RECORDED INFORMATION>
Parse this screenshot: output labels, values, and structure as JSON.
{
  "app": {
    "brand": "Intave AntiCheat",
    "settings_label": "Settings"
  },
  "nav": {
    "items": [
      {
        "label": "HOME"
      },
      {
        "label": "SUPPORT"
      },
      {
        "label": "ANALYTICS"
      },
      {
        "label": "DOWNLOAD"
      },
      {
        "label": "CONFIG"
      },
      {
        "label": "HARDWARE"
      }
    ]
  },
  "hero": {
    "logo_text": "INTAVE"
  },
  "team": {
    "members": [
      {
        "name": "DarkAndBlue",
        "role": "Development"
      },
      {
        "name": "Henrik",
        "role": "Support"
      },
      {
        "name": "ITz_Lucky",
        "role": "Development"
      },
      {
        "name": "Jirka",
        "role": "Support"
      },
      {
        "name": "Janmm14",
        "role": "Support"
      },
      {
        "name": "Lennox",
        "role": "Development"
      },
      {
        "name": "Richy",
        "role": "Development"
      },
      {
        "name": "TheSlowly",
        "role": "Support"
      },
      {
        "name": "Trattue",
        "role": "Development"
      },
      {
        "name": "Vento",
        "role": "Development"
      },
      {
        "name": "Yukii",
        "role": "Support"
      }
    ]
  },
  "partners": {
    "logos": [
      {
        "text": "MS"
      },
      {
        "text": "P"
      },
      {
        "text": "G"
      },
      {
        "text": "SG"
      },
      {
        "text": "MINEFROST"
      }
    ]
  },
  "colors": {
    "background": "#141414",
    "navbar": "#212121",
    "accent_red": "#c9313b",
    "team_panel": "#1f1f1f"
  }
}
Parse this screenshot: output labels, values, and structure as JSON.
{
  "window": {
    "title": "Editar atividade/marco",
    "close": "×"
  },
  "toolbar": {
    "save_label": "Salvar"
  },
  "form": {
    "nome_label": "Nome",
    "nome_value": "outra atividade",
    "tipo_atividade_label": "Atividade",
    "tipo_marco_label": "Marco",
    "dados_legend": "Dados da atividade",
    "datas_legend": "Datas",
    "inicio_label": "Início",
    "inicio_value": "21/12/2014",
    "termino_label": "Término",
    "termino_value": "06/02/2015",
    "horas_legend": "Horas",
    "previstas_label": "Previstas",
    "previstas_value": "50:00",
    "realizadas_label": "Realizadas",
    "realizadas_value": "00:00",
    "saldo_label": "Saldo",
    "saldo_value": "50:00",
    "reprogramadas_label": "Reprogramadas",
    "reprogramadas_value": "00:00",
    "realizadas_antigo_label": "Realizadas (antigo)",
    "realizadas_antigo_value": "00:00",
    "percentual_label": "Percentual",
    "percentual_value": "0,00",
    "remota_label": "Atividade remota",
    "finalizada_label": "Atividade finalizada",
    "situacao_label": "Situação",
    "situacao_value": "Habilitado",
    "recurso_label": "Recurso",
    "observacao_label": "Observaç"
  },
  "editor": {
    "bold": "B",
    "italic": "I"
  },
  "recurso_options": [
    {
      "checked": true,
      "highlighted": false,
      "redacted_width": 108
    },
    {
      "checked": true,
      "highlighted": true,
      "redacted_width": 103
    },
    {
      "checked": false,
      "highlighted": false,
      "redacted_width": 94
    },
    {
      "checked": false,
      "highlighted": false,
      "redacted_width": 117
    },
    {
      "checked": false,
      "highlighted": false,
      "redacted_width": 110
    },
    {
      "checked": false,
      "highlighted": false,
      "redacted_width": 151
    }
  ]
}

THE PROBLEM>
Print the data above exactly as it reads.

EXERCISE RESULT>
Parse this screenshot: output labels, values, and structure as JSON.
{
  "app": {
    "brand": "Intave AntiCheat",
    "settings_label": "Settings"
  },
  "nav": {
    "items": [
      {
        "label": "HOME"
      },
      {
        "label": "SUPPORT"
      },
      {
        "label": "ANALYTICS"
      },
      {
        "label": "DOWNLOAD"
      },
      {
        "label": "CONFIG"
      },
      {
        "label": "HARDWARE"
      }
    ]
  },
  "hero": {
    "logo_text": "INTAVE"
  },
  "team": {
    "members": [
      {
        "name": "DarkAndBlue",
        "role": "Development"
      },
      {
        "name": "Henrik",
        "role": "Support"
      },
      {
        "name": "ITz_Lucky",
        "role": "Development"
      },
      {
        "name": "Jirka",
        "role": "Support"
      },
      {
        "name": "Janmm14",
        "role": "Support"
      },
      {
        "name": "Lennox",
        "role": "Development"
      },
      {
        "name": "Richy",
        "role": "Development"
      },
      {
        "name": "TheSlowly",
        "role": "Support"
      },
      {
        "name": "Trattue",
        "role": "Development"
      },
      {
        "name": "Vento",
        "role": "Development"
      },
      {
        "name": "Yukii",
        "role": "Support"
      }
    ]
  },
  "partners": {
    "logos": [
      {
        "text": "MS"
      },
      {
        "text": "P"
      },
      {
        "text": "G"
      },
      {
        "text": "SG"
      },
      {
        "text": "MINEFROST"
      }
    ]
  },
  "colors": {
    "background": "#141414",
    "navbar": "#212121",
    "accent_red": "#c9313b",
    "team_panel": "#1f1f1f"
  }
}
Parse this screenshot: output labels, values, and structure as JSON.
{
  "window": {
    "title": "Editar atividade/marco",
    "close": "×"
  },
  "toolbar": {
    "save_label": "Salvar"
  },
  "form": {
    "nome_label": "Nome",
    "nome_value": "outra atividade",
    "tipo_atividade_label": "Atividade",
    "tipo_marco_label": "Marco",
    "dados_legend": "Dados da atividade",
    "datas_legend": "Datas",
    "inicio_label": "Início",
    "inicio_value": "21/12/2014",
    "termino_label": "Término",
    "termino_value": "06/02/2015",
    "horas_legend": "Horas",
    "previstas_label": "Previstas",
    "previstas_value": "50:00",
    "realizadas_label": "Realizadas",
    "realizadas_value": "00:00",
    "saldo_label": "Saldo",
    "saldo_value": "50:00",
    "reprogramadas_label": "Reprogramadas",
    "reprogramadas_value": "00:00",
    "realizadas_antigo_label": "Realizadas (antigo)",
    "realizadas_antigo_value": "00:00",
    "percentual_label": "Percentual",
    "percentual_value": "0,00",
    "remota_label": "Atividade remota",
    "finalizada_label": "Atividade finalizada",
    "situacao_label": "Situação",
    "situacao_value": "Habilitado",
    "recurso_label": "Recurso",
    "observacao_label": "Observaç"
  },
  "editor": {
    "bold": "B",
    "italic": "I"
  },
  "recurso_options": [
    {
      "checked": true,
      "highlighted": false,
      "redacted_width": 108
    },
    {
      "checked": true,
      "highlighted": true,
      "redacted_width": 103
    },
    {
      "checked": false,
      "highlighted": false,
      "redacted_width": 94
    },
    {
      "checked": false,
      "highlighted": false,
      "redacted_width": 117
    },
    {
      "checked": false,
      "highlighted": false,
      "redacted_width": 110
    },
    {
      "checked": false,
      "highlighted": false,
      "redacted_width": 151
    }
  ]
}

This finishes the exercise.